*** Opening Exercise inputs ***
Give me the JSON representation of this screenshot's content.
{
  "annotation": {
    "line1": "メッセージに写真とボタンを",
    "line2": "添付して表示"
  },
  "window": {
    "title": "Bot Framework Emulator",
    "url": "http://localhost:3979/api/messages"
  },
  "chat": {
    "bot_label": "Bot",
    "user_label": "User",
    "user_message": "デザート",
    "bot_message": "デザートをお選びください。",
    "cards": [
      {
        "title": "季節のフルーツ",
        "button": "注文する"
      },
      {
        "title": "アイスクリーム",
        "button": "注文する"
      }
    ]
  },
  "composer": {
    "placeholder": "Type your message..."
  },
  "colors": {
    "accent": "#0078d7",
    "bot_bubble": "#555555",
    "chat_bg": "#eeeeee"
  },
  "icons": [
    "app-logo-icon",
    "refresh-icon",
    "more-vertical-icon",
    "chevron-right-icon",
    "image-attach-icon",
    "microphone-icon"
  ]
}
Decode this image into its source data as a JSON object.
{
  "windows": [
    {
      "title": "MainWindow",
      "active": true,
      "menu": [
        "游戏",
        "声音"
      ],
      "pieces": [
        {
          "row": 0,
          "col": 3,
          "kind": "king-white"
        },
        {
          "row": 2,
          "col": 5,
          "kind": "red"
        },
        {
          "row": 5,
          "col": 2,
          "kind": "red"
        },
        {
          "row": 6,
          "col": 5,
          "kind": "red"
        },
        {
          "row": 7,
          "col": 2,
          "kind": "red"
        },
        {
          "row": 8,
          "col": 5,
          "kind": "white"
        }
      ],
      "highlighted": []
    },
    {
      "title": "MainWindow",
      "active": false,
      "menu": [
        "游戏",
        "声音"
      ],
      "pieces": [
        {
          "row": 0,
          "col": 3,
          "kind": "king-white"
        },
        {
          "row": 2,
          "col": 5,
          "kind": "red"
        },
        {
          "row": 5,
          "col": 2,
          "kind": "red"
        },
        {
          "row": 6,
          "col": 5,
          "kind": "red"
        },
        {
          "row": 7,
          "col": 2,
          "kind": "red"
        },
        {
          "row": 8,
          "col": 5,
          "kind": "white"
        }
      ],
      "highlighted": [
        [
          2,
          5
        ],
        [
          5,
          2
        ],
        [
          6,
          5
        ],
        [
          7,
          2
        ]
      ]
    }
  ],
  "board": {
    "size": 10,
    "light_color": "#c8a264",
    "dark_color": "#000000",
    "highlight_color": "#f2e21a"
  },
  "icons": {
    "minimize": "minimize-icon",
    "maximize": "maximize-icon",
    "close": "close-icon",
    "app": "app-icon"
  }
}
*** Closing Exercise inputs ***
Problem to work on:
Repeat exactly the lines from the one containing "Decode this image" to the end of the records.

Solution to the problem:
Decode this image into its source data as a JSON object.
{
  "windows": [
    {
      "title": "MainWindow",
      "active": true,
      "menu": [
        "游戏",
        "声音"
      ],
      "pieces": [
        {
          "row": 0,
          "col": 3,
          "kind": "king-white"
        },
        {
          "row": 2,
          "col": 5,
          "kind": "red"
        },
        {
          "row": 5,
          "col": 2,
          "kind": "red"
        },
        {
          "row": 6,
          "col": 5,
          "kind": "red"
        },
        {
          "row": 7,
          "col": 2,
          "kind": "red"
        },
        {
          "row": 8,
          "col": 5,
          "kind": "white"
        }
      ],
      "highlighted": []
    },
    {
      "title": "MainWindow",
      "active": false,
      "menu": [
        "游戏",
        "声音"
      ],
      "pieces": [
        {
          "row": 0,
          "col": 3,
          "kind": "king-white"
        },
        {
          "row": 2,
          "col": 5,
          "kind": "red"
        },
        {
          "row": 5,
          "col": 2,
          "kind": "red"
        },
        {
          "row": 6,
          "col": 5,
          "kind": "red"
        },
        {
          "row": 7,
          "col": 2,
          "kind": "red"
        },
        {
          "row": 8,
          "col": 5,
          "kind": "white"
        }
      ],
      "highlighted": [
        [
          2,
          5
        ],
        [
          5,
          2
        ],
        [
          6,
          5
        ],
        [
          7,
          2
        ]
      ]
    }
  ],
  "board": {
    "size": 10,
    "light_color": "#c8a264",
    "dark_color": "#000000",
    "highlight_color": "#f2e21a"
  },
  "icons": {
    "minimize": "minimize-icon",
    "maximize": "maximize-icon",
    "close": "close-icon",
    "app": "app-icon"
  }
}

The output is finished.